Students can get their hands wet by touching sea snails and hermit crabs, or by having the animals, like sea anemones, touching the students with their sticky tentacles.
For many of the younger students, the programs elicit a “wow factor,” as they explore that magical space which is the ocean and get up close with all the incredible animals.
While the Aquarium’s school programs coordinator Wade Janzen cherishes the exploratory spirit and curiosity of young children, he believes that the Aquarium’s success in creating a legacy of sustainable behavior becomes most apparent when working with older students.

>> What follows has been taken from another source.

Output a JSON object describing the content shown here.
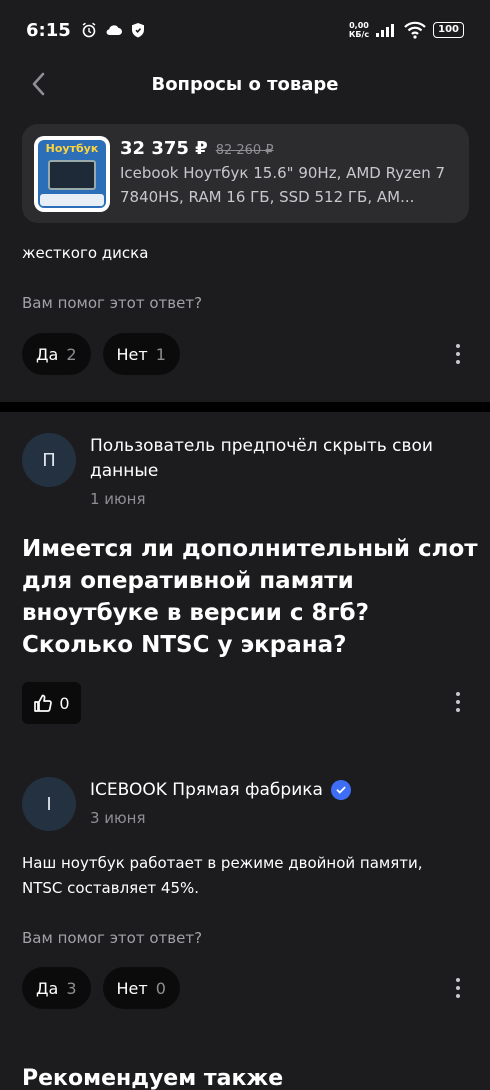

“High school students want to get involved and want to learn about conservation and what that means to them in their lives,” says Janzen. “Our instructors meet students … then the students become the instructor by teaching what they learned to other generations.”
A generational learning experience is what characterizes the Aquarium’s new Counting on Howe Sound program. The two-day workshop is free of charge for high school students and will focus on the local ecology of the Howe Sound area. After completion, participants will “spread the word” by sharing their findings to younger students.
If you are a teacher or school eager to educate your students about environmental conservation issues and inspire and engage their minds at the same time, sign up for one of our programs.
Whether your students dream of becoming marine biologists, deep sea scientists or simply love animals, there’s a school program waiting to satisfy their curiosity.